Task> Your answer must be a single number: how many lines in the records include the word "date".

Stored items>
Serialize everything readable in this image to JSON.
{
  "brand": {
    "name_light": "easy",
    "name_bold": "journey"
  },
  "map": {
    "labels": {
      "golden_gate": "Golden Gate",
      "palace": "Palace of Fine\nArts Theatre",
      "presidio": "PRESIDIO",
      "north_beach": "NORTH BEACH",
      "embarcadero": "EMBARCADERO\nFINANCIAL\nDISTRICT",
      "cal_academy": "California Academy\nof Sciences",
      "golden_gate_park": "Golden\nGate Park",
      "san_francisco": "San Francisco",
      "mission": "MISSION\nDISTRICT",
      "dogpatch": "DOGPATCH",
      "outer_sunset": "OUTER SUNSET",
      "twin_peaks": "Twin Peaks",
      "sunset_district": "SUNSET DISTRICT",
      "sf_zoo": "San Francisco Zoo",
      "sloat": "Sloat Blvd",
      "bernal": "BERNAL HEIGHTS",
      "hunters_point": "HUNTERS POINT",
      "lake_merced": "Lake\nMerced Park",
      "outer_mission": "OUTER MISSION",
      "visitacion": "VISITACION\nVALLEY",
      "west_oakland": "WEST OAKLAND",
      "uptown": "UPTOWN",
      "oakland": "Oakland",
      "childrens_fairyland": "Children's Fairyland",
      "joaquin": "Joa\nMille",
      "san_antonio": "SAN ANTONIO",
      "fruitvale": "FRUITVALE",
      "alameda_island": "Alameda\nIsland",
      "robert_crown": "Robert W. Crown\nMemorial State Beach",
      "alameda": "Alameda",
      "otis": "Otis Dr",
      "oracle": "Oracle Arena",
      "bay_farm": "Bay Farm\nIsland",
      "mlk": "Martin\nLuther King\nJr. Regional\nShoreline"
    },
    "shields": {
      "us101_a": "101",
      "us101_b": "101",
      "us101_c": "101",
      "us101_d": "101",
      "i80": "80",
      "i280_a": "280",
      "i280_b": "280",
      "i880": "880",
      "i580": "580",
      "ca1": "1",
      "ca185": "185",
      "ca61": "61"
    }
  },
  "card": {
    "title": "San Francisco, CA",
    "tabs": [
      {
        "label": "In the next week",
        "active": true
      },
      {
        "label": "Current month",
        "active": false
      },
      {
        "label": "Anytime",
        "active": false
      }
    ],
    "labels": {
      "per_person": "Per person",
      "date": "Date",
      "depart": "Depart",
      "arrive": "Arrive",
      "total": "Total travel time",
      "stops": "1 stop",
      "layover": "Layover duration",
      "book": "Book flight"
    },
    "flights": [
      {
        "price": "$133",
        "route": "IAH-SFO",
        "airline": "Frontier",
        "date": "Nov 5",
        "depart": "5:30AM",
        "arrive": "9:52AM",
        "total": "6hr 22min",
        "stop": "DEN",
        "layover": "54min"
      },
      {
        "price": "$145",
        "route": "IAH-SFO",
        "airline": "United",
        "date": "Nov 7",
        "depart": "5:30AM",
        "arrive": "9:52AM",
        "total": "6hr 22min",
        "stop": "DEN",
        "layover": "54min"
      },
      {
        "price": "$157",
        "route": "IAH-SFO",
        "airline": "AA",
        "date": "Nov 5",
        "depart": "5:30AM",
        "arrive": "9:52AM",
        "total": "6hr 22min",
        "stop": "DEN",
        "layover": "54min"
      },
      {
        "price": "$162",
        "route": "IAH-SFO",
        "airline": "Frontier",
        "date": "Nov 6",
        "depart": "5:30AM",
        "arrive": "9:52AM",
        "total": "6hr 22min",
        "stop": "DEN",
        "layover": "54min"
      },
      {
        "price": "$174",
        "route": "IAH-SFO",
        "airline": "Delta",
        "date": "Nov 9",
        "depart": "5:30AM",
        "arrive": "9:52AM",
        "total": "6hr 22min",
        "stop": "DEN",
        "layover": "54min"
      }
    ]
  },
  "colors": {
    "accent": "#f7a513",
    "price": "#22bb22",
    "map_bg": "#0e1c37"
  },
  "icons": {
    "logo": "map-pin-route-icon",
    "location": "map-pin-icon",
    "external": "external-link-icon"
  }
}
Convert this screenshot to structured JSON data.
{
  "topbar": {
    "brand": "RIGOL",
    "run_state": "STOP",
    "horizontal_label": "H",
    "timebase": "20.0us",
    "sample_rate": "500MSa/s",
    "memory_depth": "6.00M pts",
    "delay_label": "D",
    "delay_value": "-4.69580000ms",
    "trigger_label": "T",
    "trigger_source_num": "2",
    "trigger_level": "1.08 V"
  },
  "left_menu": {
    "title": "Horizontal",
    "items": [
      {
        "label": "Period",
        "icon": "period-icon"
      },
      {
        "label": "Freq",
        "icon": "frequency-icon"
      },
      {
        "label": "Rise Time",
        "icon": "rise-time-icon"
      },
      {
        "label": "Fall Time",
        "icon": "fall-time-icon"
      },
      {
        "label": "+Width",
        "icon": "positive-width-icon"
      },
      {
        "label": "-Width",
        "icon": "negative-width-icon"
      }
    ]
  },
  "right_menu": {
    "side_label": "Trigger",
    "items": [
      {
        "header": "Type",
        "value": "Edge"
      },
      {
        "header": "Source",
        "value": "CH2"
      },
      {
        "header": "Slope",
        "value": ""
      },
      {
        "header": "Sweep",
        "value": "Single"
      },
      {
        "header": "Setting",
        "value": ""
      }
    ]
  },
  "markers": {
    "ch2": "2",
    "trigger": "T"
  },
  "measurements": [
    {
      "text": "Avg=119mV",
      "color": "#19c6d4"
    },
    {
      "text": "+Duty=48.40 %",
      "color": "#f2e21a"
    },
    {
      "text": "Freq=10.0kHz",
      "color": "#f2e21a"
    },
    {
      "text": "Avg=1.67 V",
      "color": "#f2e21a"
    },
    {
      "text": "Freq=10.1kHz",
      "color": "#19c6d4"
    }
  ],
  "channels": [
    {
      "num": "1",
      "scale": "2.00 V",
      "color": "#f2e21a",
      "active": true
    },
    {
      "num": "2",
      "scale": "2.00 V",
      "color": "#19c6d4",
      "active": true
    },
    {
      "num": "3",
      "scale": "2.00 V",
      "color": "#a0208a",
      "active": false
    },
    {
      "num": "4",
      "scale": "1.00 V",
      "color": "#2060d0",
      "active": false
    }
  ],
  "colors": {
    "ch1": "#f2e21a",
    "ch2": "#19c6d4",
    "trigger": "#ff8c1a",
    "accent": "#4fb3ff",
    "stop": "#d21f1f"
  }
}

Response area> 6